An exact copy of all the data is required, with pictures left out.
· · · ·
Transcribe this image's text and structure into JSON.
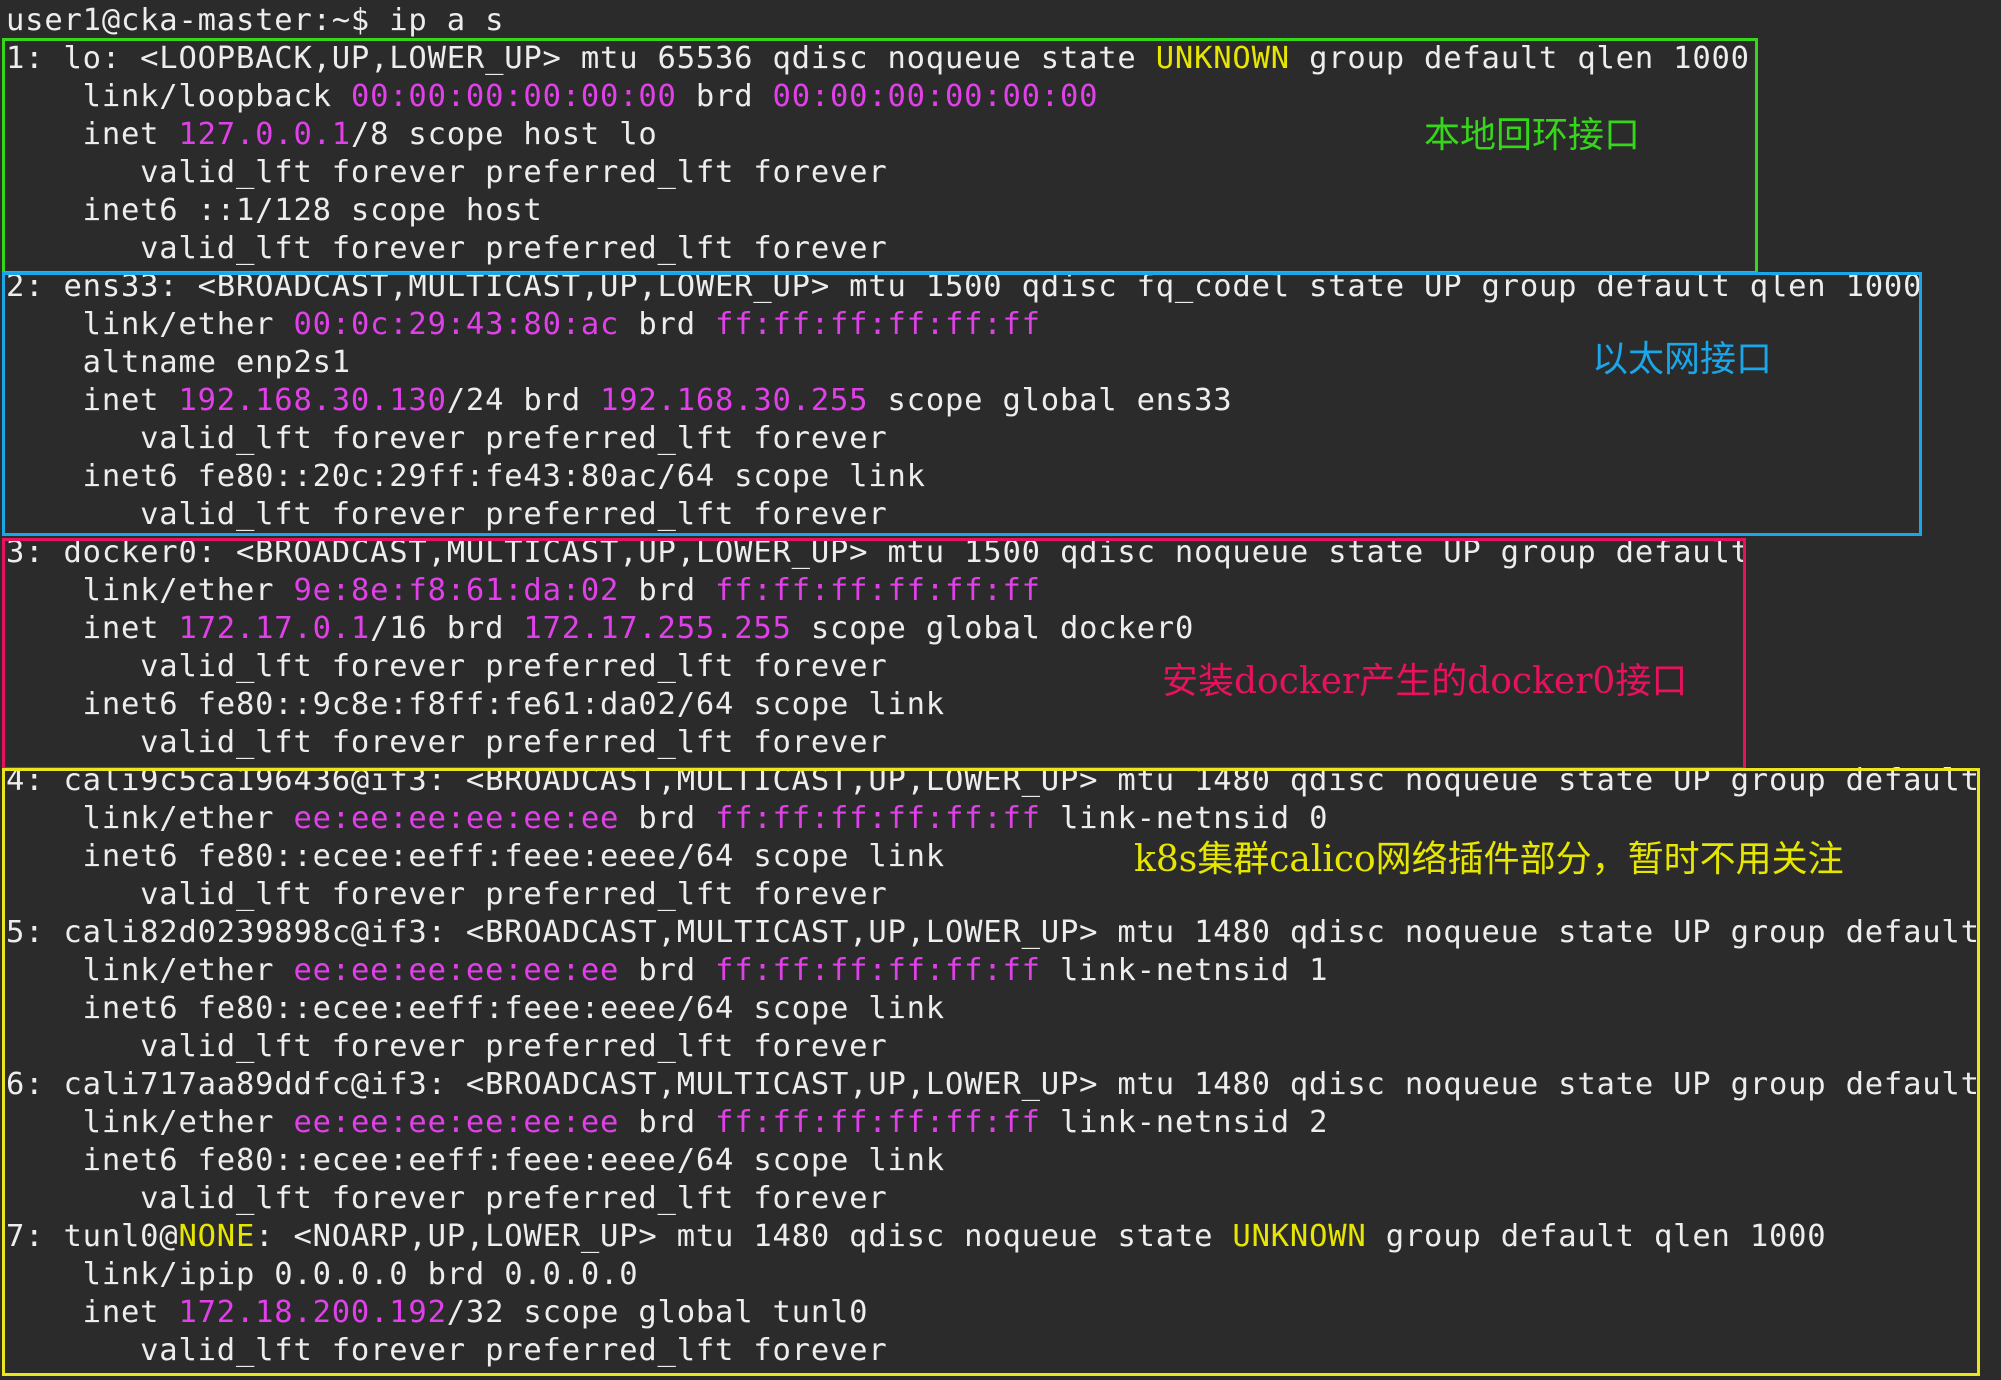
{
  "colors": {
    "background": "#2b2b2b",
    "text": "#ededed",
    "address": "#e040e8",
    "state_highlight": "#e6e600",
    "box_loopback": "#36d61a",
    "box_ethernet": "#1aa6e8",
    "box_docker": "#e8115e",
    "box_calico": "#ebe51e"
  },
  "prompt": {
    "text": "user1@cka-master:~$ ip a s"
  },
  "lines": [
    [
      "1: lo: <LOOPBACK,UP,LOWER_UP> mtu 65536 qdisc noqueue state ",
      "UNKNOWN",
      " group default qlen 1000"
    ],
    [
      "    link/loopback ",
      "00:00:00:00:00:00",
      " brd ",
      "00:00:00:00:00:00"
    ],
    [
      "    inet ",
      "127.0.0.1",
      "/8 scope host lo"
    ],
    [
      "       valid_lft forever preferred_lft forever"
    ],
    [
      "    inet6 ::1/128 scope host"
    ],
    [
      "       valid_lft forever preferred_lft forever"
    ],
    [
      "2: ens33: <BROADCAST,MULTICAST,UP,LOWER_UP> mtu 1500 qdisc fq_codel state UP group default qlen 1000"
    ],
    [
      "    link/ether ",
      "00:0c:29:43:80:ac",
      " brd ",
      "ff:ff:ff:ff:ff:ff"
    ],
    [
      "    altname enp2s1"
    ],
    [
      "    inet ",
      "192.168.30.130",
      "/24 brd ",
      "192.168.30.255",
      " scope global ens33"
    ],
    [
      "       valid_lft forever preferred_lft forever"
    ],
    [
      "    inet6 fe80::20c:29ff:fe43:80ac/64 scope link"
    ],
    [
      "       valid_lft forever preferred_lft forever"
    ],
    [
      "3: docker0: <BROADCAST,MULTICAST,UP,LOWER_UP> mtu 1500 qdisc noqueue state UP group default"
    ],
    [
      "    link/ether ",
      "9e:8e:f8:61:da:02",
      " brd ",
      "ff:ff:ff:ff:ff:ff"
    ],
    [
      "    inet ",
      "172.17.0.1",
      "/16 brd ",
      "172.17.255.255",
      " scope global docker0"
    ],
    [
      "       valid_lft forever preferred_lft forever"
    ],
    [
      "    inet6 fe80::9c8e:f8ff:fe61:da02/64 scope link"
    ],
    [
      "       valid_lft forever preferred_lft forever"
    ],
    [
      "4: cali9c5ca196436@if3: <BROADCAST,MULTICAST,UP,LOWER_UP> mtu 1480 qdisc noqueue state UP group default"
    ],
    [
      "    link/ether ",
      "ee:ee:ee:ee:ee:ee",
      " brd ",
      "ff:ff:ff:ff:ff:ff",
      " link-netnsid 0"
    ],
    [
      "    inet6 fe80::ecee:eeff:feee:eeee/64 scope link"
    ],
    [
      "       valid_lft forever preferred_lft forever"
    ],
    [
      "5: cali82d0239898c@if3: <BROADCAST,MULTICAST,UP,LOWER_UP> mtu 1480 qdisc noqueue state UP group default"
    ],
    [
      "    link/ether ",
      "ee:ee:ee:ee:ee:ee",
      " brd ",
      "ff:ff:ff:ff:ff:ff",
      " link-netnsid 1"
    ],
    [
      "    inet6 fe80::ecee:eeff:feee:eeee/64 scope link"
    ],
    [
      "       valid_lft forever preferred_lft forever"
    ],
    [
      "6: cali717aa89ddfc@if3: <BROADCAST,MULTICAST,UP,LOWER_UP> mtu 1480 qdisc noqueue state UP group default"
    ],
    [
      "    link/ether ",
      "ee:ee:ee:ee:ee:ee",
      " brd ",
      "ff:ff:ff:ff:ff:ff",
      " link-netnsid 2"
    ],
    [
      "    inet6 fe80::ecee:eeff:feee:eeee/64 scope link"
    ],
    [
      "       valid_lft forever preferred_lft forever"
    ],
    [
      "7: tunl0@",
      "NONE",
      ": <NOARP,UP,LOWER_UP> mtu 1480 qdisc noqueue state ",
      "UNKNOWN",
      " group default qlen 1000"
    ],
    [
      "    link/ipip 0.0.0.0 brd 0.0.0.0"
    ],
    [
      "    inet ",
      "172.18.200.192",
      "/32 scope global tunl0"
    ],
    [
      "       valid_lft forever preferred_lft forever"
    ]
  ],
  "annotations": {
    "loopback": "本地回环接口",
    "ethernet": "以太网接口",
    "docker": "安装docker产生的docker0接口",
    "calico": "k8s集群calico网络插件部分，暂时不用关注"
  }
}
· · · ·
- Task result
Transcribe this image's text and structure into JSON.
{
  "colors": {
    "background": "#2b2b2b",
    "text": "#ededed",
    "address": "#e040e8",
    "state_highlight": "#e6e600",
    "box_loopback": "#36d61a",
    "box_ethernet": "#1aa6e8",
    "box_docker": "#e8115e",
    "box_calico": "#ebe51e"
  },
  "prompt": {
    "text": "user1@cka-master:~$ ip a s"
  },
  "lines": [
    [
      "1: lo: <LOOPBACK,UP,LOWER_UP> mtu 65536 qdisc noqueue state ",
      "UNKNOWN",
      " group default qlen 1000"
    ],
    [
      "    link/loopback ",
      "00:00:00:00:00:00",
      " brd ",
      "00:00:00:00:00:00"
    ],
    [
      "    inet ",
      "127.0.0.1",
      "/8 scope host lo"
    ],
    [
      "       valid_lft forever preferred_lft forever"
    ],
    [
      "    inet6 ::1/128 scope host"
    ],
    [
      "       valid_lft forever preferred_lft forever"
    ],
    [
      "2: ens33: <BROADCAST,MULTICAST,UP,LOWER_UP> mtu 1500 qdisc fq_codel state UP group default qlen 1000"
    ],
    [
      "    link/ether ",
      "00:0c:29:43:80:ac",
      " brd ",
      "ff:ff:ff:ff:ff:ff"
    ],
    [
      "    altname enp2s1"
    ],
    [
      "    inet ",
      "192.168.30.130",
      "/24 brd ",
      "192.168.30.255",
      " scope global ens33"
    ],
    [
      "       valid_lft forever preferred_lft forever"
    ],
    [
      "    inet6 fe80::20c:29ff:fe43:80ac/64 scope link"
    ],
    [
      "       valid_lft forever preferred_lft forever"
    ],
    [
      "3: docker0: <BROADCAST,MULTICAST,UP,LOWER_UP> mtu 1500 qdisc noqueue state UP group default"
    ],
    [
      "    link/ether ",
      "9e:8e:f8:61:da:02",
      " brd ",
      "ff:ff:ff:ff:ff:ff"
    ],
    [
      "    inet ",
      "172.17.0.1",
      "/16 brd ",
      "172.17.255.255",
      " scope global docker0"
    ],
    [
      "       valid_lft forever preferred_lft forever"
    ],
    [
      "    inet6 fe80::9c8e:f8ff:fe61:da02/64 scope link"
    ],
    [
      "       valid_lft forever preferred_lft forever"
    ],
    [
      "4: cali9c5ca196436@if3: <BROADCAST,MULTICAST,UP,LOWER_UP> mtu 1480 qdisc noqueue state UP group default"
    ],
    [
      "    link/ether ",
      "ee:ee:ee:ee:ee:ee",
      " brd ",
      "ff:ff:ff:ff:ff:ff",
      " link-netnsid 0"
    ],
    [
      "    inet6 fe80::ecee:eeff:feee:eeee/64 scope link"
    ],
    [
      "       valid_lft forever preferred_lft forever"
    ],
    [
      "5: cali82d0239898c@if3: <BROADCAST,MULTICAST,UP,LOWER_UP> mtu 1480 qdisc noqueue state UP group default"
    ],
    [
      "    link/ether ",
      "ee:ee:ee:ee:ee:ee",
      " brd ",
      "ff:ff:ff:ff:ff:ff",
      " link-netnsid 1"
    ],
    [
      "    inet6 fe80::ecee:eeff:feee:eeee/64 scope link"
    ],
    [
      "       valid_lft forever preferred_lft forever"
    ],
    [
      "6: cali717aa89ddfc@if3: <BROADCAST,MULTICAST,UP,LOWER_UP> mtu 1480 qdisc noqueue state UP group default"
    ],
    [
      "    link/ether ",
      "ee:ee:ee:ee:ee:ee",
      " brd ",
      "ff:ff:ff:ff:ff:ff",
      " link-netnsid 2"
    ],
    [
      "    inet6 fe80::ecee:eeff:feee:eeee/64 scope link"
    ],
    [
      "       valid_lft forever preferred_lft forever"
    ],
    [
      "7: tunl0@",
      "NONE",
      ": <NOARP,UP,LOWER_UP> mtu 1480 qdisc noqueue state ",
      "UNKNOWN",
      " group default qlen 1000"
    ],
    [
      "    link/ipip 0.0.0.0 brd 0.0.0.0"
    ],
    [
      "    inet ",
      "172.18.200.192",
      "/32 scope global tunl0"
    ],
    [
      "       valid_lft forever preferred_lft forever"
    ]
  ],
  "annotations": {
    "loopback": "本地回环接口",
    "ethernet": "以太网接口",
    "docker": "安装docker产生的docker0接口",
    "calico": "k8s集群calico网络插件部分，暂时不用关注"
  }
}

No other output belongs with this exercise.